Areas of skin with many sweat glands are electrically negative; sweat glands generate electrical potentials when active. Sweating can cause slow waves, most likely slow rolling delta waves. Try to eliminate by reducing cause of sweating, e.g., cool head, wipe area with alcohol, air conditioning.
Monitor by placing two leads on the hand: one pn the palm and one on the dorsum.
How are 60 Hz artifacts caused by electrostatic effects? How do you eliminate them?
Caused by capacitance between 60 Hz conductors i.e., electrode wires, metal bed frames, the patient, or the technologist. Eliminate by determining cause of 60 Hz and remove, put on battery power, or turn off. Cover wires with sheet or towel.
Use 60 Hz filter only if absolutely unable to remove artifact and document it use on the EEG.
How are 60 Hz artifacts caused by electromagnetic effects? How do you eliminate them?
Caused by electrical appliances or equipment, i.e., transformers, motors, high intensity lamps, power supplies, TV sets, radio, etc. Eliminate by determining cause of 60 Hz and remove, put on battery power, or turn off. Cover wires with sheet or towel.
Use 60 Hz filter only if absolutely unable to remove artifact and its use document on the EEG.
Describe an electrode malfunction artifact and how to eliminate it.
Caused by an electrically unstable electrode of high impedance. May appear as a spike or sharp wave or random slow wave with no field - an electrode "pop"
Eliminate by repairing electrode and improving impedance.
Describe an intravenous (IV) drip artifact and how to monitor it.
Resembles EKG artifact.
Monitor drip by typing an "X" on EEG recording.
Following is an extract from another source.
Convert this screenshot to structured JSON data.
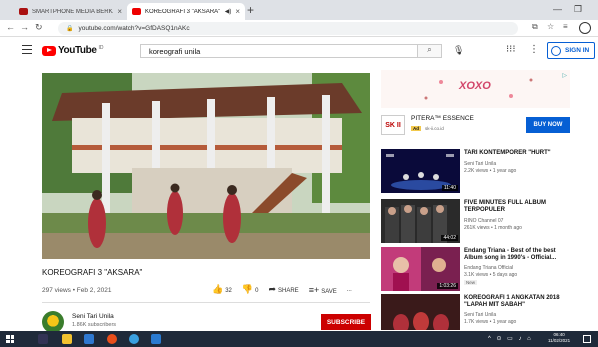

Eliminate by asking nurse to turn of IV or use battery power when possible.
Describe pulse artifact and how to monitor it.
Periodic slow wave that has a slight delay from but is timelocked to the EKG waveform.
Monitor by recording EKG; especially useful if the heart rate is irregular.
Describe muscle artifact and how to eliminate it.
Very short duration potentials that usually occur in clusters or periodic runs. They may resemble cerebral spike discharges except cerebral spikes are of much longer duration and will have a field.
To eliminate ask patient to relax, drop the jaw or open mouth slightly.
Why is the use of the high frequency filter (HFF) not recommended to reduce muscle artifact?
Excessive high frequency filtering will reduce the amplitude of these fast potentials and will also change their form. Single muscle potentials may look like spikes and repetitive potentials may look like cerebral fast waves.
What is the corneoretinal potential?
The cornea (the front of the eye) is positive relative to the retina (the back of the eye) which is negative
Describe how to monitor eye movement artifact.
To distinguish eye movements from cortical slowing, place additional elelctrodes infraorbitally on the outer canthus of each eye (depending if the eye movement is horizontal or lateral). Reference the eye elcetrodes to the ear electrodes. Eye movements will be out-of-phase and cortical slowing will be in-phase.